The night was long with pain meds, bathroom visits, and discomfort, but the sun came up and for the first time since being here I could see all of Mount Rainier. Years ago, I hiked the Wonderland Trail, a trail that circles the 97 miles around the mountain, it took ten days and there is no way I could do it today. Seven days into the hike, my wife brought supplies for me and my two hiking buddies. Dylan was two or three at the time and spent the hours waiting for us to arrive by tossing rocks into Mowich Lake. I still remember hiking over the rise and seeing him, he dropped his handful of rocks and came running, “Daddy” he shouted and jumped into my arms. I gathered him up hoping to hear the words all parents want to hear, he gave me a big hug and said, “You stink.”

12 replies »

  1. Hospitals are breeding grounds for Stockholm Syndrome, but in a positive way. You get used to the routines surprisingly quickly. It will be interesting to see what your son recalls from this in the years ahead; I suspect it will become blurry, especially after all those Tour de France wins.

  2. I read your previous post and this one. I have to say, I’m that little boy, well not really, i’m 36 now and have a son of my own, but to my father I can see what he sees. I’m actually in the hospital now on day -6 of a bone marrow transplant. I was diagnosed in july with AML which later was changed to a worse leukemia called CMML when I had a bone marrow transplant consult. I can identify with how you present your experiences. I remember sitting in the hospital too sick to really care what was wrong, I was there to get the fix. Just fix me already and send me home, I’ll beat this down whatever it is, lime disease, lupos, what is it? Leukemia.. whats that? cancer? The doctor muttered it out. Like, well you have leukemia and blah blah, blah blah, i’ll be right back. Seemed like a long conversation but it only took less than a minute. I could see my wifes jaw dropping beside me as she silently stared ahead. I was still processing plenty of thoughts that seemed to take much longer than the actual conversation with the doctor. TIme kinda warped around. I figured, I’ll take the chemo pill and go home in a few days. I was there for 5 weeks and had over 16 blood transfusions and 4 bags of platelets. I’ve done surprisingly well through all this but going through this thus far leaves a large lump in my throat and a soft spot for children going through this and their parents looking down hopelessly. Its hard to really understand what its like unless you are the one who has leukemia. But its equally hard on family members, they just suffer in a different way. I’m not sure what your son has, but I’ve been documenting my process thus far as well as my faith and a few life stuff. Feel free to read it when your board or just curious and need to pass the time. I will keep you and yours and your family in my prayers.

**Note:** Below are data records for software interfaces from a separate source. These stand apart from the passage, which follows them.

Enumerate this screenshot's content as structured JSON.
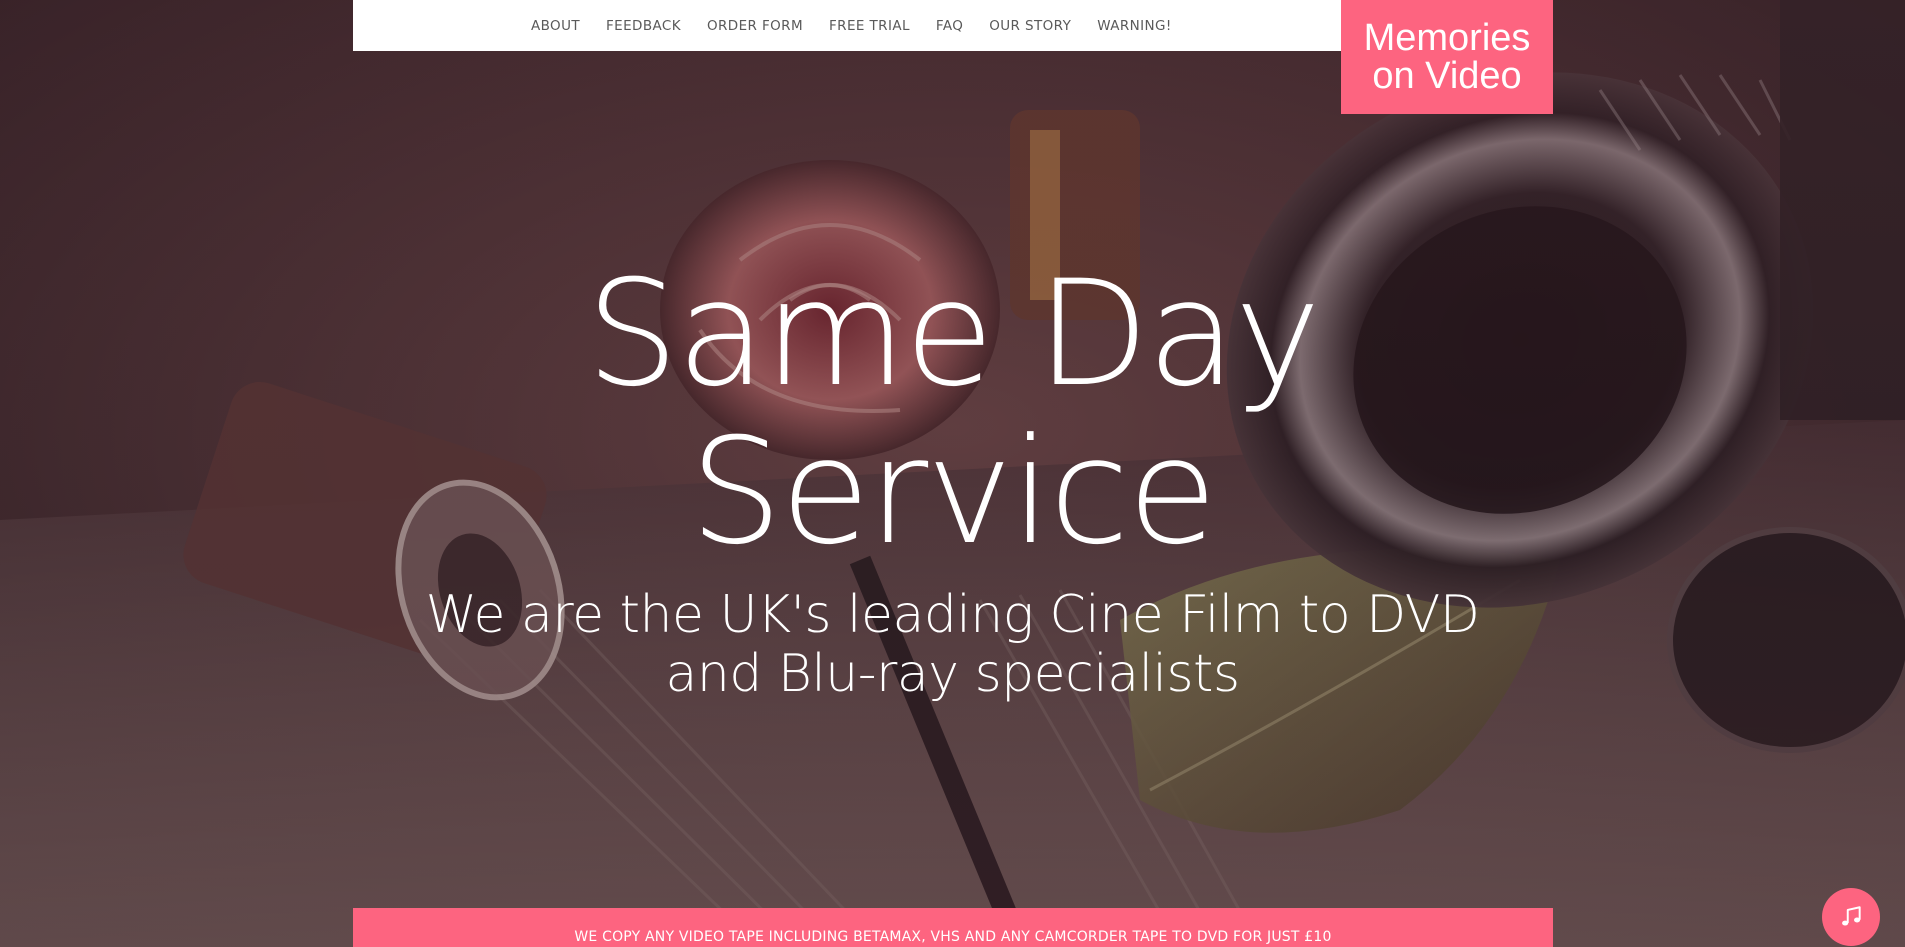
{
  "nav": {
    "items": [
      {
        "label": "ABOUT"
      },
      {
        "label": "FEEDBACK"
      },
      {
        "label": "ORDER FORM"
      },
      {
        "label": "FREE TRIAL"
      },
      {
        "label": "FAQ"
      },
      {
        "label": "OUR STORY"
      },
      {
        "label": "WARNING!"
      }
    ]
  },
  "brand": {
    "line1": "Memories",
    "line2": "on Video"
  },
  "hero": {
    "title_line1": "Same Day",
    "title_line2": "Service",
    "subtitle": "We are the UK's leading Cine Film to DVD and Blu-ray specialists"
  },
  "promo": {
    "text": "WE COPY ANY VIDEO TAPE INCLUDING BETAMAX, VHS AND ANY CAMCORDER TAPE TO DVD FOR JUST £10"
  },
  "music_button": {
    "icon": "music-note-icon"
  },
  "colors": {
    "accent": "#fd6480",
    "nav_bg": "#ffffff",
    "nav_text": "#5a5a5a",
    "hero_text": "#ffffff"
  }
}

    • Thanks for your message. It’s a strange journey, this cancer thing, and it certainly helps to focus on what is important. I’ll jump over to your blog today, right now my son is getting a shot in his spine and I’m wasting time doodling on my phone. Good luck and God Bless.

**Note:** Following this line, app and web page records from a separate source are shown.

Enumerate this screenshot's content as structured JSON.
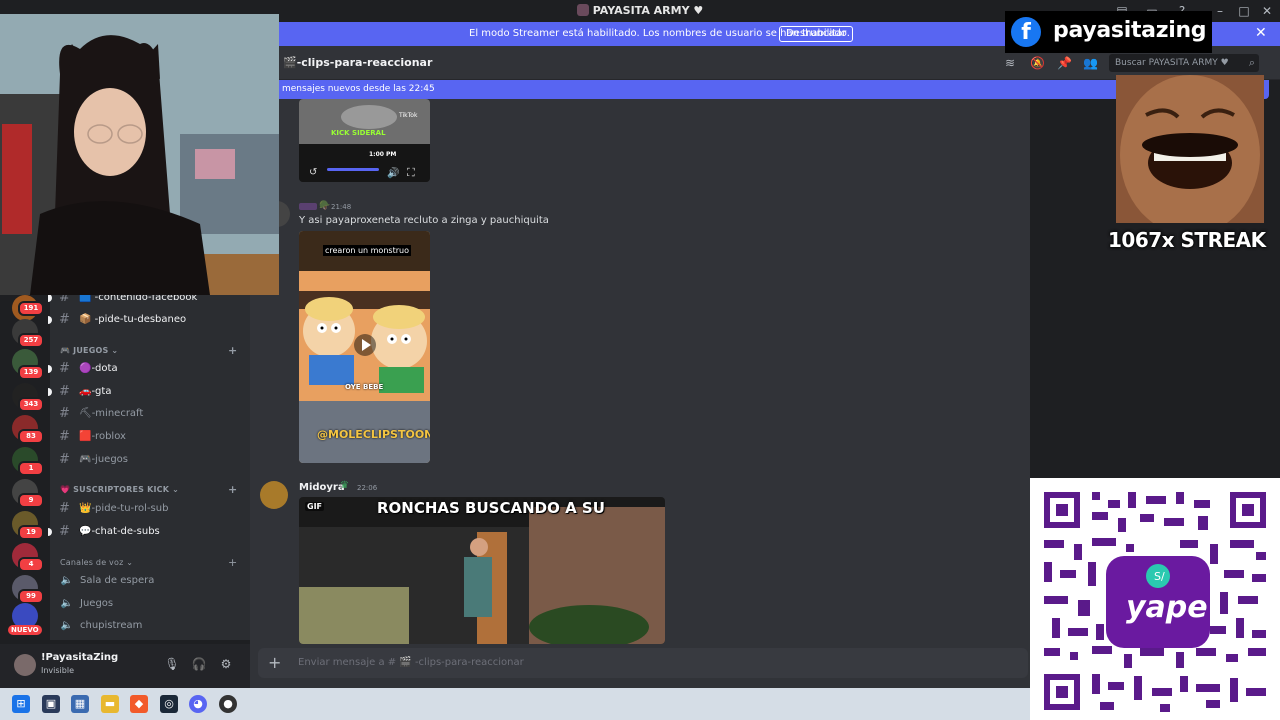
{
  "window": {
    "title": "PAYASITA ARMY ♥"
  },
  "banner": {
    "message": "El modo Streamer está habilitado. Los nombres de usuario se han truncado.",
    "button": "Deshabilitar"
  },
  "header": {
    "channel": "-clips-para-reaccionar",
    "search_placeholder": "Buscar PAYASITA ARMY ♥"
  },
  "new_messages": "mensajes nuevos desde las 22:45",
  "messages": [
    {
      "author": "",
      "time": "21:48",
      "text": "Y asi payaproxeneta recluto a zinga y pauchiquita",
      "video_caption": "crearon un monstruo",
      "video_bottom": "@MOLECLIPSTOON",
      "video_sub": "OYE BEBE"
    },
    {
      "author": "Midoyra",
      "time": "22:06",
      "gif_tag": "GIF",
      "gif_caption": "RONCHAS BUSCANDO A SU"
    }
  ],
  "top_video": {
    "tiktok": "TikTok",
    "brand": "KICK SIDERAL",
    "time": "1:00 PM"
  },
  "channels": {
    "items": [
      {
        "label": "-contenido-facebook",
        "emoji": "🟦"
      },
      {
        "label": "-pide-tu-desbaneo",
        "emoji": "📦"
      }
    ],
    "categories": [
      {
        "name": "JUEGOS",
        "items": [
          {
            "label": "-dota",
            "emoji": "🟣",
            "bright": true
          },
          {
            "label": "-gta",
            "emoji": "🚗",
            "bright": true
          },
          {
            "label": "-minecraft",
            "emoji": "⛏",
            "bright": false
          },
          {
            "label": "-roblox",
            "emoji": "🟥",
            "bright": false
          },
          {
            "label": "-juegos",
            "emoji": "🎮",
            "bright": false
          }
        ]
      },
      {
        "name": "SUSCRIPTORES KICK",
        "items": [
          {
            "label": "-pide-tu-rol-sub",
            "emoji": "👑",
            "bright": false
          },
          {
            "label": "-chat-de-subs",
            "emoji": "💬",
            "bright": true
          }
        ]
      }
    ],
    "voice_category": "Canales de voz",
    "voice": [
      "Sala de espera",
      "Juegos",
      "chupistream"
    ]
  },
  "servers": {
    "badges": [
      "191",
      "257",
      "139",
      "343",
      "83",
      "1",
      "9",
      "19",
      "4",
      "99"
    ],
    "new_label": "NUEVO"
  },
  "user": {
    "name": "!PayasitaZing",
    "status": "Invisible"
  },
  "input": {
    "placeholder": "Enviar mensaje a # 🎬 -clips-para-reaccionar"
  },
  "overlays": {
    "facebook_name": "payasitazing",
    "streak": "1067x STREAK",
    "qr_brand": "yape"
  },
  "colors": {
    "accent": "#5865f2",
    "badge": "#f23f43",
    "facebook": "#1877f2",
    "qr": "#5a1a8a"
  }
}
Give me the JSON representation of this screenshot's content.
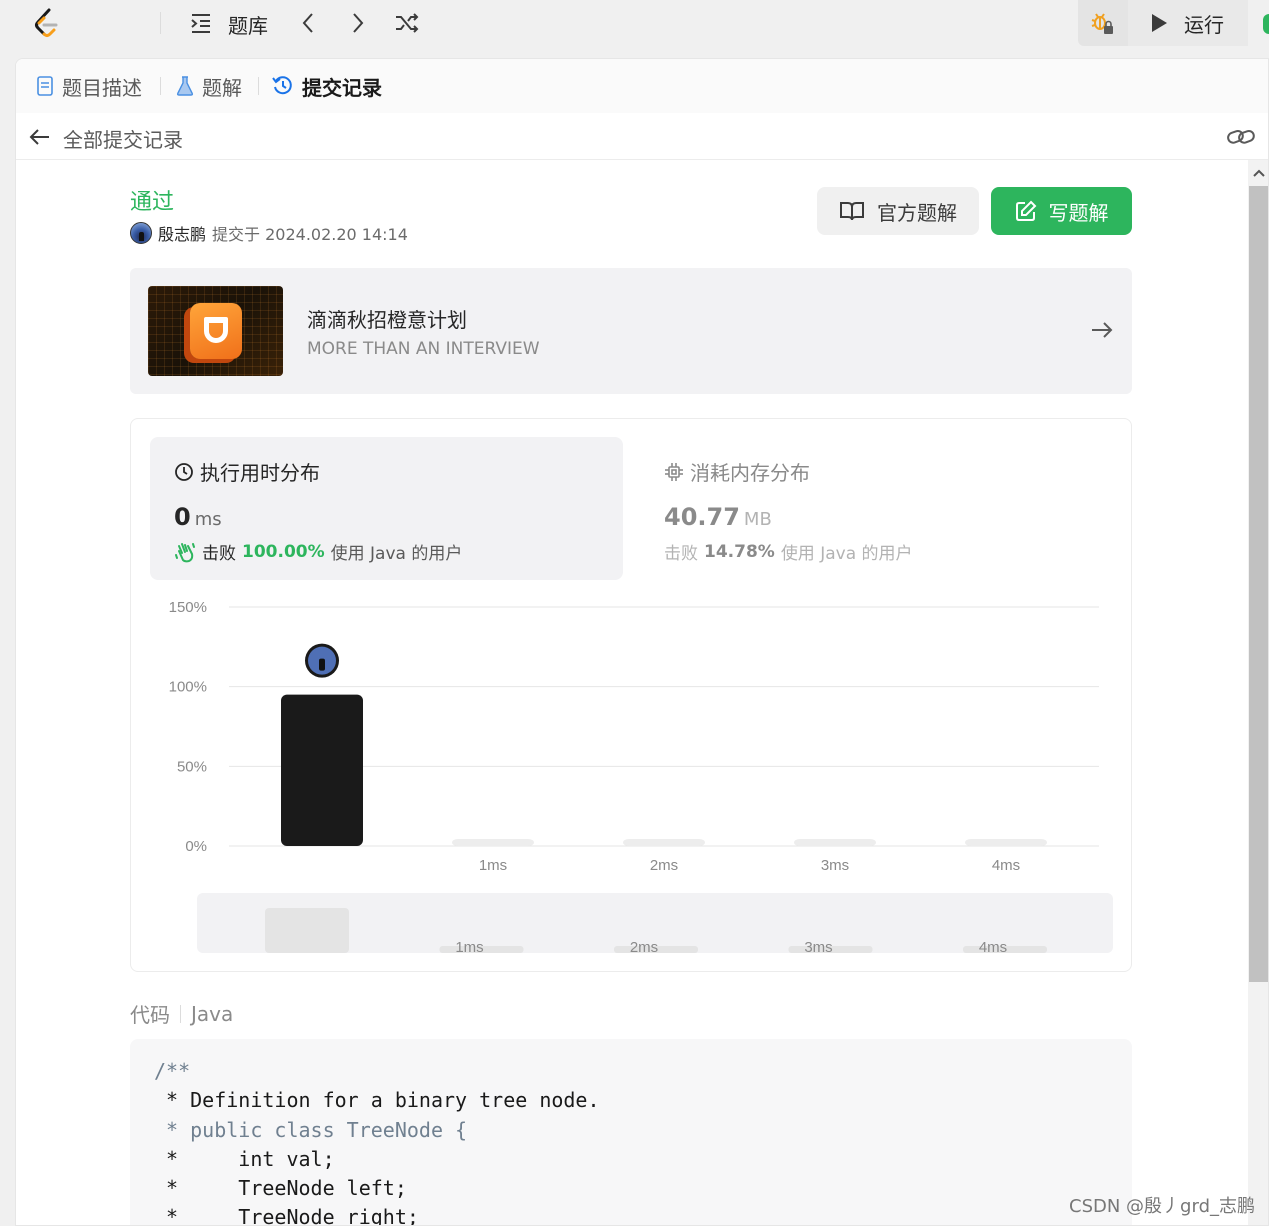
{
  "topbar": {
    "problem_bank_label": "题库",
    "run_label": "运行"
  },
  "tabs": [
    {
      "label": "题目描述"
    },
    {
      "label": "题解"
    },
    {
      "label": "提交记录"
    }
  ],
  "subhead": {
    "title": "全部提交记录"
  },
  "submission": {
    "status": "通过",
    "author": "殷志鹏",
    "submitted_text": "提交于 2024.02.20 14:14"
  },
  "actions": {
    "official_solution": "官方题解",
    "write_solution": "写题解"
  },
  "banner": {
    "title": "滴滴秋招橙意计划",
    "subtitle": "MORE THAN AN INTERVIEW"
  },
  "runtime": {
    "title": "执行用时分布",
    "value": "0",
    "unit": "ms",
    "beat_prefix": "击败",
    "beat_pct": "100.00%",
    "beat_suffix": "使用 Java 的用户"
  },
  "memory": {
    "title": "消耗内存分布",
    "value": "40.77",
    "unit": "MB",
    "beat_prefix": "击败",
    "beat_pct": "14.78%",
    "beat_suffix": "使用 Java 的用户"
  },
  "chart_data": {
    "type": "bar",
    "categories": [
      "",
      "1ms",
      "2ms",
      "3ms",
      "4ms"
    ],
    "values": [
      95,
      1,
      1,
      1,
      1
    ],
    "y_ticks": [
      "150%",
      "100%",
      "50%",
      "0%"
    ],
    "ylim": [
      0,
      150
    ],
    "grid": true,
    "highlight_index": 0,
    "colors": {
      "highlight": "#1a1a1a",
      "normal": "#ededed",
      "grid": "#e6e6e6"
    },
    "overview": {
      "categories": [
        "",
        "1ms",
        "2ms",
        "3ms",
        "4ms"
      ]
    }
  },
  "code": {
    "label": "代码",
    "language": "Java",
    "lines": [
      {
        "text": "/**",
        "kind": "comment"
      },
      {
        "text": " * Definition for a binary tree node.",
        "kind": "plain"
      },
      {
        "text": " * public class TreeNode {",
        "kind": "comment"
      },
      {
        "text": " *     int val;",
        "kind": "plain"
      },
      {
        "text": " *     TreeNode left;",
        "kind": "plain"
      },
      {
        "text": " *     TreeNode right;",
        "kind": "plain"
      }
    ]
  },
  "watermark": "CSDN @殷丿grd_志鹏",
  "colors": {
    "accent": "#2db55d",
    "blue": "#1a73e8"
  }
}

  3. For me, hospital life has a sense of unreality and way too much time to observe the details. There’s also optimism and kindness, which you seem to be experiencing. Take care.

  4. Prayers out to Dylan and your family. My family and I will hold you all close in our hearts & we’ll continue to send prayers your way each and every day.

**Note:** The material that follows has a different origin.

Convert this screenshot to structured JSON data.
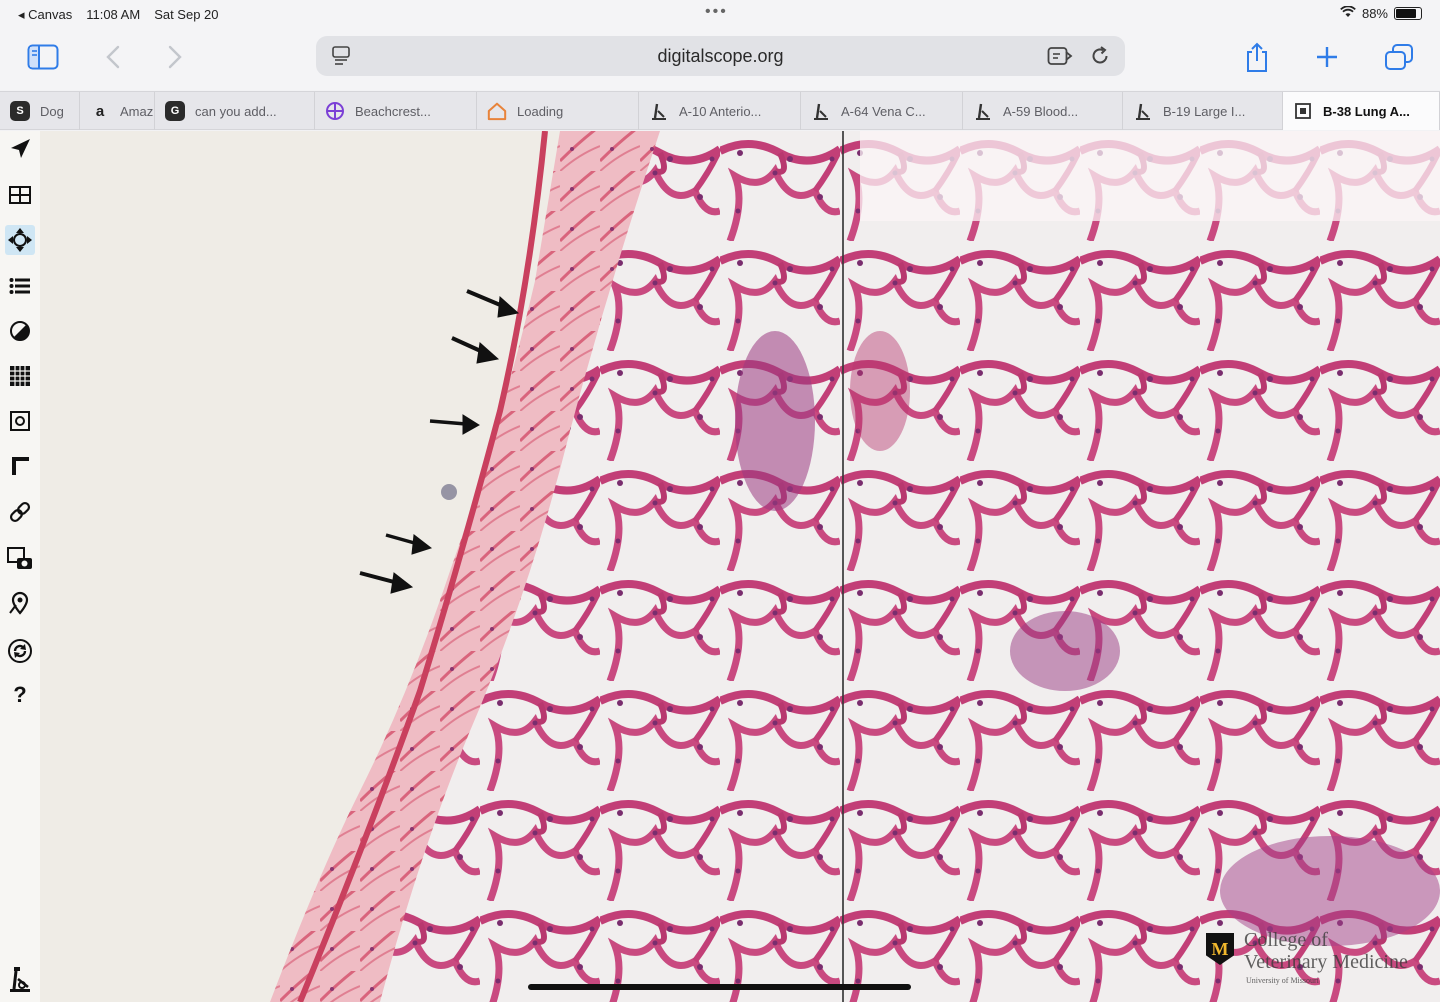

  5. I’m struggling to read your stuff, not because of bad writing, obviously. But this is heart wrenching stuff. Makes one re-evaluate and more importantly appreciate the important stuff…

Leave a Reply

Fill in your details below or click an icon to log in:

WordPress.com Logo

You are commenting using your WordPress.com account. Log Out / Change )

Twitter picture

You are commenting using your Twitter account. Log Out / Change )

Facebook photo

You are commenting using your Facebook account. Log Out / Change )

Google+ photo

You are commenting using your Google+ account. Log Out / Change )

Connecting to %s